4) Attend adult education classes and get to know everybody in the room. Often you can “audit” classes for free, and many of the people attending will be professionals getting additional education to enhance their careers. Any of these people could be potential contacts that will help you get your next job. And the education doesn’t hurt either; spending time learning keeps your brain active and can help you keep your skills and knowledge current.

5) Finally, and absolutely most importantly, keep a good, positive attitude at all times. Do not allow yourself to fall into the I’m-never-going-to-get-a-job despair that all too easily can overtake you when the job market is tough, bills are piling up, and unemployment checks are running out.

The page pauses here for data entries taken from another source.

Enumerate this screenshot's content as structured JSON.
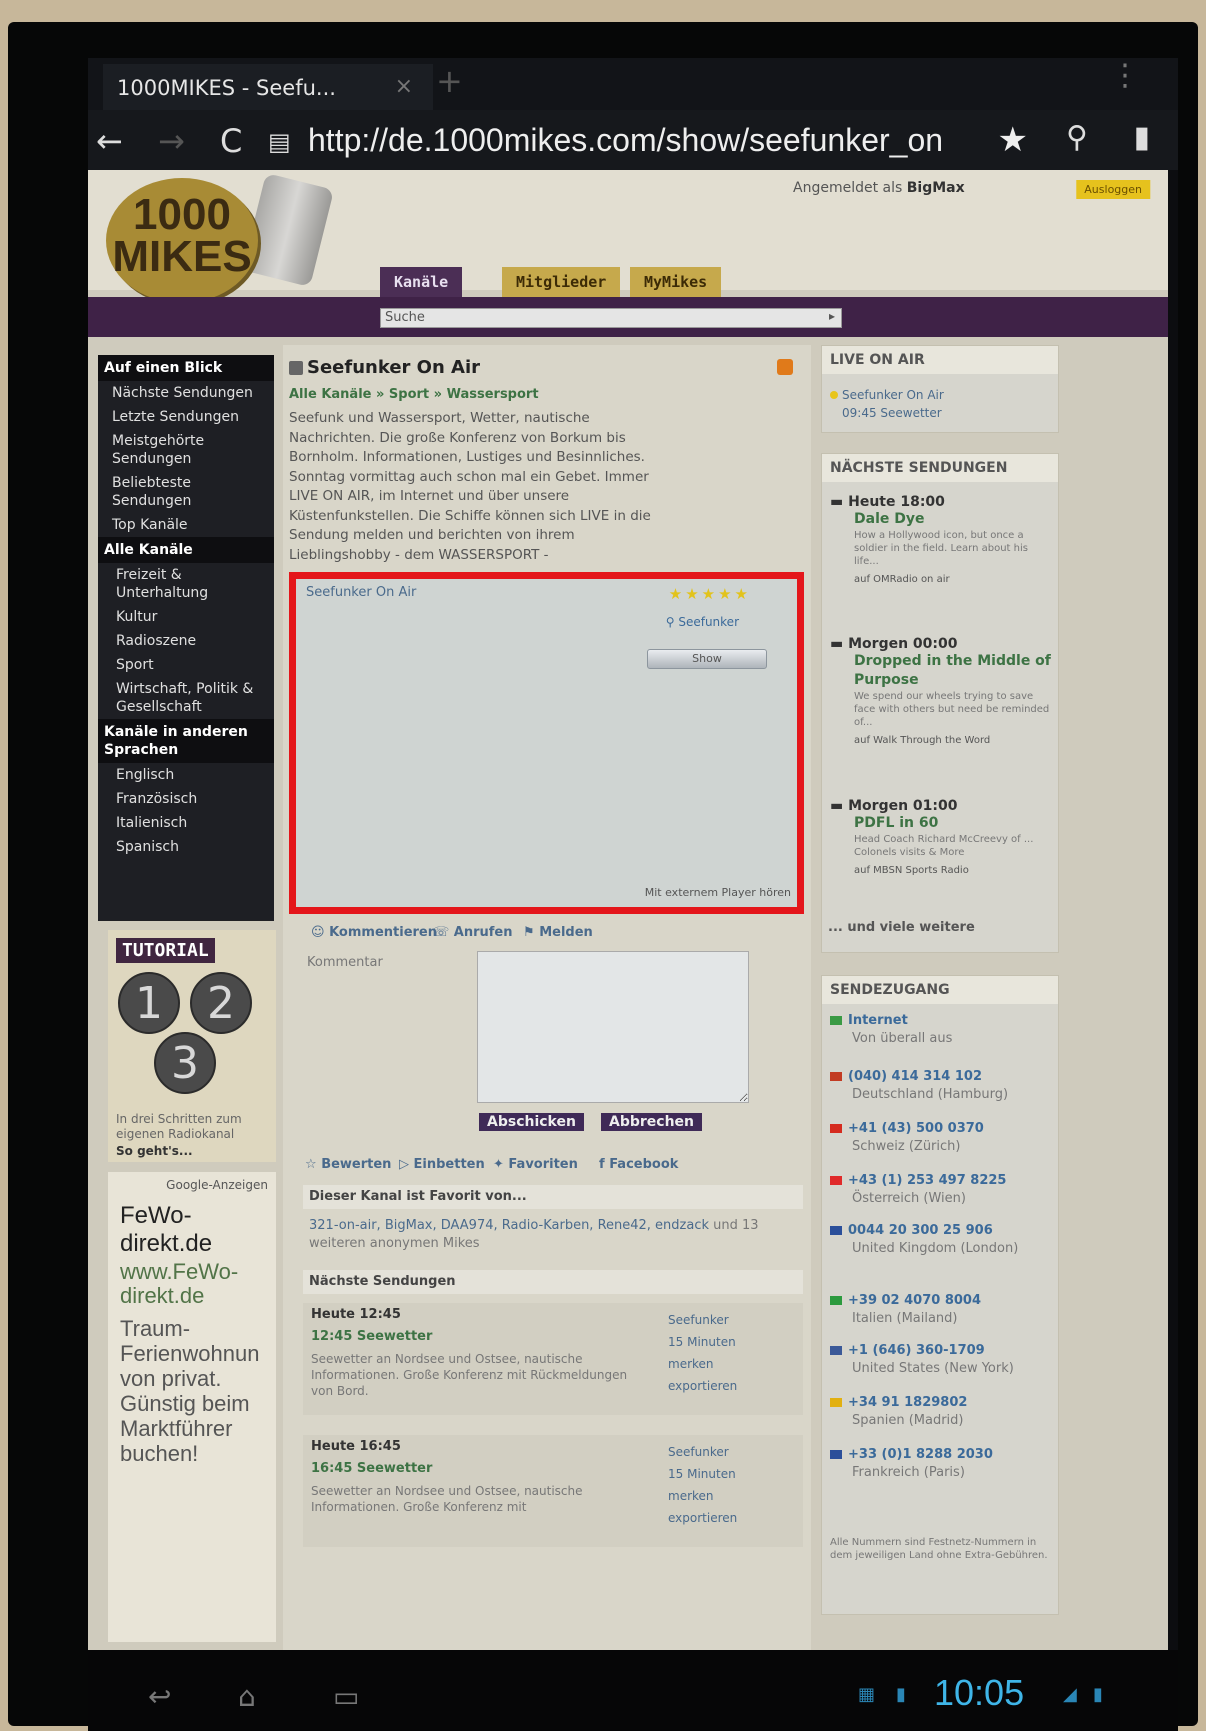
{
  "browser": {
    "tab_title": "1000MIKES - Seefu...",
    "tab_close": "×",
    "new_tab": "+",
    "url": "http://de.1000mikes.com/show/seefunker_on",
    "back_icon": "←",
    "forward_icon": "→",
    "reload_icon": "C",
    "menu_icon": "⋮"
  },
  "header": {
    "logo_line1": "1000",
    "logo_line2": "MIKES",
    "logged_in_label": "Angemeldet als",
    "username": "BigMax",
    "logout": "Ausloggen",
    "tabs": [
      "Kanäle",
      "Mitglieder",
      "MyMikes"
    ],
    "search_value": "Suche"
  },
  "sidebar": {
    "sections": [
      {
        "label": "Auf einen Blick",
        "items": [
          "Nächste Sendungen",
          "Letzte Sendungen",
          "Meistgehörte Sendungen",
          "Beliebteste Sendungen",
          "Top Kanäle"
        ]
      },
      {
        "label": "Alle Kanäle",
        "items": [
          "Freizeit & Unterhaltung",
          "Kultur",
          "Radioszene",
          "Sport",
          "Wirtschaft, Politik & Gesellschaft"
        ]
      },
      {
        "label": "Kanäle in anderen Sprachen",
        "items": [
          "Englisch",
          "Französisch",
          "Italienisch",
          "Spanisch"
        ]
      }
    ],
    "tutorial": {
      "title": "TUTORIAL",
      "numbers": [
        "1",
        "2",
        "3"
      ],
      "text": "In drei Schritten zum eigenen Radiokanal",
      "link": "So geht's..."
    },
    "ad": {
      "google": "Google-Anzeigen",
      "title": "FeWo-direkt.de",
      "url": "www.FeWo-direkt.de",
      "desc": "Traum-Ferienwohnun von privat. Günstig beim Marktführer buchen!"
    }
  },
  "show": {
    "title": "Seefunker On Air",
    "breadcrumb": "Alle Kanäle » Sport » Wassersport",
    "description": "Seefunk und Wassersport, Wetter, nautische Nachrichten. Die große Konferenz von Borkum bis Bornholm. Informationen, Lustiges und Besinnliches. Sonntag vormittag auch schon mal ein Gebet. Immer LIVE ON AIR, im Internet und über unsere Küstenfunkstellen. Die Schiffe können sich LIVE in die Sendung melden und berichten von ihrem Lieblingshobby - dem WASSERSPORT -",
    "player": {
      "title": "Seefunker On Air",
      "stars": "★★★★★",
      "user": "Seefunker",
      "button": "Show",
      "external": "Mit externem Player hören"
    },
    "actions": [
      "Kommentieren",
      "Anrufen",
      "Melden"
    ],
    "comment_label": "Kommentar",
    "submit": "Abschicken",
    "cancel": "Abbrechen",
    "actions2": [
      "Bewerten",
      "Einbetten",
      "Favoriten",
      "Facebook"
    ],
    "fav_head": "Dieser Kanal ist Favorit von...",
    "fav_names": "321-on-air, BigMax, DAA974, Radio-Karben, Rene42, endzack",
    "fav_tail": "und 13 weiteren anonymen Mikes",
    "next_head": "Nächste Sendungen",
    "episodes": [
      {
        "when": "Heute 12:45",
        "title": "12:45 Seewetter",
        "desc": "Seewetter an Nordsee und Ostsee, nautische Informationen. Große Konferenz mit Rückmeldungen von Bord.",
        "user": "Seefunker",
        "duration": "15 Minuten",
        "remind": "merken",
        "export": "exportieren"
      },
      {
        "when": "Heute 16:45",
        "title": "16:45 Seewetter",
        "desc": "Seewetter an Nordsee und Ostsee, nautische Informationen. Große Konferenz mit",
        "user": "Seefunker",
        "duration": "15 Minuten",
        "remind": "merken",
        "export": "exportieren"
      }
    ]
  },
  "right": {
    "live": {
      "head": "LIVE ON AIR",
      "channel": "Seefunker On Air",
      "show": "09:45 Seewetter"
    },
    "next": {
      "head": "NÄCHSTE SENDUNGEN",
      "items": [
        {
          "when": "Heute 18:00",
          "title": "Dale Dye",
          "desc": "How a Hollywood icon, but once a soldier in the field. Learn about his life...",
          "src": "auf OMRadio on air"
        },
        {
          "when": "Morgen 00:00",
          "title": "Dropped in the Middle of Purpose",
          "desc": "We spend our wheels trying to save face with others but need be reminded of...",
          "src": "auf Walk Through the Word"
        },
        {
          "when": "Morgen 01:00",
          "title": "PDFL in 60",
          "desc": "Head Coach Richard McCreevy of ... Colonels visits & More",
          "src": "auf MBSN Sports Radio"
        }
      ],
      "more": "... und viele weitere"
    },
    "access": {
      "head": "SENDEZUGANG",
      "items": [
        {
          "n": "Internet",
          "p": "Von überall aus",
          "color": "#3a9a44"
        },
        {
          "n": "(040) 414 314 102",
          "p": "Deutschland (Hamburg)",
          "color": "#c23b22"
        },
        {
          "n": "+41 (43) 500 0370",
          "p": "Schweiz (Zürich)",
          "color": "#d52b1e"
        },
        {
          "n": "+43 (1) 253 497 8225",
          "p": "Österreich (Wien)",
          "color": "#e02a2a"
        },
        {
          "n": "0044 20 300 25 906",
          "p": "United Kingdom (London)",
          "color": "#2b4f9a"
        },
        {
          "n": "+39 02 4070 8004",
          "p": "Italien (Mailand)",
          "color": "#2c9a3e"
        },
        {
          "n": "+1 (646) 360-1709",
          "p": "United States (New York)",
          "color": "#3b5998"
        },
        {
          "n": "+34 91 1829802",
          "p": "Spanien (Madrid)",
          "color": "#e2b010"
        },
        {
          "n": "+33 (0)1 8288 2030",
          "p": "Frankreich (Paris)",
          "color": "#2b4f9a"
        }
      ],
      "footer": "Alle Nummern sind Festnetz-Nummern in dem jeweiligen Land ohne Extra-Gebühren."
    }
  },
  "system": {
    "time": "10:05"
  }
}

Again, this is why volunteering could be absolutely essential – it will keep your attitude positive. Desperation and despair can be smelled from a mile away, and you don’t want a whiff of it around you when you’re meeting potential employers.

Hopefully these ideas are helpful. Being out of a job is not fun – I know from personal experience – but it is what it is, right? When life throws you lemons, make lemonade! Stay positive and get out and meet people. You’ll have fun, build your contact network, and it just might land you your next job!

Photo by Sue Waters

Ready to Quit Living Paycheck-to-Paycheck?

Just click to join 225,000+ others and take our FREE email course to better manage your money, pay off debt, and save! And get FREE access to our money-saving workshop ($29 value)!

Related Articles:



3 Comments
  1. Nate Hall

    Great article! I absolutely agree. No matter what one’s profession is, networking is very helpful. My professional life has been aided through networking.

    Where everything has gone online, this is a very useful way to separate yourself from the list of other names and resumes.

  2. Anonymous

    I found this to be somewhat helpful, but somewhat not. This is okay advice for someone who has a lot of free time on their hands. Some underemployed/unemployed people have to have part-time jobs and thus don’t have as much time to network and volunteer. And if you ready Nick Corcodilos’ book “Ask the Headhunter” he actually advises that people not work for free for companies. I also have to say that the “positive attitude” stuff doesn’t make or break you, but overly optimistic Americans like to think it does and thus emphasize it unceasingly. All the best to those out looking right now. Blessings and peace.

  3. NANKUNDA DOREEN

    This is so good i had never considered online as an opportunity to get employment.
    Will try that. Thank you so much for the